Most scholars believe that St. Patrick did banish snakes from Ireland -- at least symbolically. These were the snakes found in the ancient religion of the non-Christian Irish. St. Patrick spent his life bringing Christianity to the people of the Emerald Isle and dispelling what he considered to be false traditions of the Irish, which would include the reverence for serpents.
But not all of Celtic and pre-Celtic beliefs and myths, including those about serpents disappeared. St. Bernard, in his Life of Malachy, referred to the Irish of the 12th century C.E. as "Pagans, while calling themselves Christians." The Irish are still noted for retaining much of the old religion in their Christianity and artistry to this day.

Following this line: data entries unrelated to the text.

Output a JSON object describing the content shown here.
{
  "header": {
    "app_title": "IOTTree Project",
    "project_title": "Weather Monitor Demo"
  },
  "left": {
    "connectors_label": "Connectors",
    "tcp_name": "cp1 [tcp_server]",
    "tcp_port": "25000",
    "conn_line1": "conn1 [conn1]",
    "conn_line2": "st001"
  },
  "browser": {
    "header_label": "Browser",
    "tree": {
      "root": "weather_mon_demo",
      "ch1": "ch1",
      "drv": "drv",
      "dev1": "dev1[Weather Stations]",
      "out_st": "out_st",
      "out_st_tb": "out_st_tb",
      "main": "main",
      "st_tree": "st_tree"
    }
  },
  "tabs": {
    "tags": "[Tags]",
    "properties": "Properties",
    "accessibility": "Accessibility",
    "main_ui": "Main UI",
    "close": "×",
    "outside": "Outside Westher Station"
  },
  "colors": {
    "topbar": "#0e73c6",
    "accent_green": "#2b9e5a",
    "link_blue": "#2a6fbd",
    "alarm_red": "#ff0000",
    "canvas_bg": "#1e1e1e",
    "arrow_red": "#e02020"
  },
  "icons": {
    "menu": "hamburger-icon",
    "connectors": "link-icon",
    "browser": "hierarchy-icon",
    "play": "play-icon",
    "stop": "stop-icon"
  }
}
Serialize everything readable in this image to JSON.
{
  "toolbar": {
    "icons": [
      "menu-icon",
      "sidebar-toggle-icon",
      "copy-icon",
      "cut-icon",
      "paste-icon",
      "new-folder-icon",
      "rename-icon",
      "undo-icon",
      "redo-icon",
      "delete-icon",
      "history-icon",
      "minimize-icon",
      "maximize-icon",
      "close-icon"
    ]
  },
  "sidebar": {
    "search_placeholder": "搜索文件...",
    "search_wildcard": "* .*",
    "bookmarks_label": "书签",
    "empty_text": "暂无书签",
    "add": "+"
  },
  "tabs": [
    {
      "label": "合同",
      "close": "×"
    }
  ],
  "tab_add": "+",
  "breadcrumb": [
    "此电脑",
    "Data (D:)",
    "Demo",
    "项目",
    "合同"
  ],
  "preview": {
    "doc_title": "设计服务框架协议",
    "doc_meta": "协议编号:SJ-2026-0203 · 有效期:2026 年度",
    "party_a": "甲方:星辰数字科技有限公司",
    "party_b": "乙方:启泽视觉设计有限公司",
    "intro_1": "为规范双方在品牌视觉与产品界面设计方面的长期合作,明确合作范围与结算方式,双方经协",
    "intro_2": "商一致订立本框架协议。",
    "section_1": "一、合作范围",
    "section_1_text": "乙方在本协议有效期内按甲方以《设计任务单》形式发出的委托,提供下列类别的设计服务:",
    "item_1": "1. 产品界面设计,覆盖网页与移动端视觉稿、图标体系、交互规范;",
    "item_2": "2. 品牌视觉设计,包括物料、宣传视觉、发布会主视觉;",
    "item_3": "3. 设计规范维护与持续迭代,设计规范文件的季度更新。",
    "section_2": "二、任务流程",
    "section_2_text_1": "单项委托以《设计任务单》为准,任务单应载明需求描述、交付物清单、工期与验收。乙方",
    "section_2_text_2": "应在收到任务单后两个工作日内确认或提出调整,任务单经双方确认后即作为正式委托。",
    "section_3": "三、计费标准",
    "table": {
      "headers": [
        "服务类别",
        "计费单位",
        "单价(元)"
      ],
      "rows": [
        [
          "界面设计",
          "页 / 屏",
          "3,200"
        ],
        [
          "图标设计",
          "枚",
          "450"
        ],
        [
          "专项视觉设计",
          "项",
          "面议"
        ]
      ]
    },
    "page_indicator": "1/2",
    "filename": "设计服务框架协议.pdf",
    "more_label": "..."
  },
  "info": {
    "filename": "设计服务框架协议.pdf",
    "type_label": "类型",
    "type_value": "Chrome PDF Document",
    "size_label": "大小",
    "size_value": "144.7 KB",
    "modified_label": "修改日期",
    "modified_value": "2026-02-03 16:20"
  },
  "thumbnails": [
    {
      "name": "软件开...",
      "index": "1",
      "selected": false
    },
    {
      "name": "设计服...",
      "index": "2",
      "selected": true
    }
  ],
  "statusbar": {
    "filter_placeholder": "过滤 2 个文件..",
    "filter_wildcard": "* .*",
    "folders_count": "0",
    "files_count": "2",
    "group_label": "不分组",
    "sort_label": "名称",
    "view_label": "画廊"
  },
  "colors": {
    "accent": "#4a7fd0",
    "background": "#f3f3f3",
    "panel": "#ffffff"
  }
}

Tuesday, March 9, 2010

Title Goes Here

We all liked KICK-ASS. Wanna know more? Bug Drew to post about it on the forum! He'll do it! Hope most of you like the new look of the website. I labored on it and each little goofy icon button. I wrestled with a generic online PHP site thingy that I kinda hated and compromised on what you see now. Yes, your eyes are correct you can become a FaceBook Fan of Twilight Comics and I've signed up for a Twitter account. I'll try to use them more if it seems like you guys are into that stuff, but it's hard enough posting every few weeks about my health, so we'll see.

We'd really like to get more Magic events going through the week (instead of just Friday nights and Sundays), so if you're up for something different on a different day, let Tom know as soon as possible at

Time for my morning nap before trying to get myself up and useful at the store. Type at'cha later!


Monday, March 1, 2010


Sorry about last week's post.  There is a delicate balance that needs to be maintained between my hormone shots and my antidepressants apparently.  Otherwise, I get rediculously angry about nothing.

Anyway, Twilight Comics will be closing early this Thursday, March 4th at about 6PM.  We've all got tickets to preview Kick-Ass the Movie a good month before it's released.  Check the forum later this week for (at least) Drew's take on the movie adaptation of the Marvel comic/graphic novel!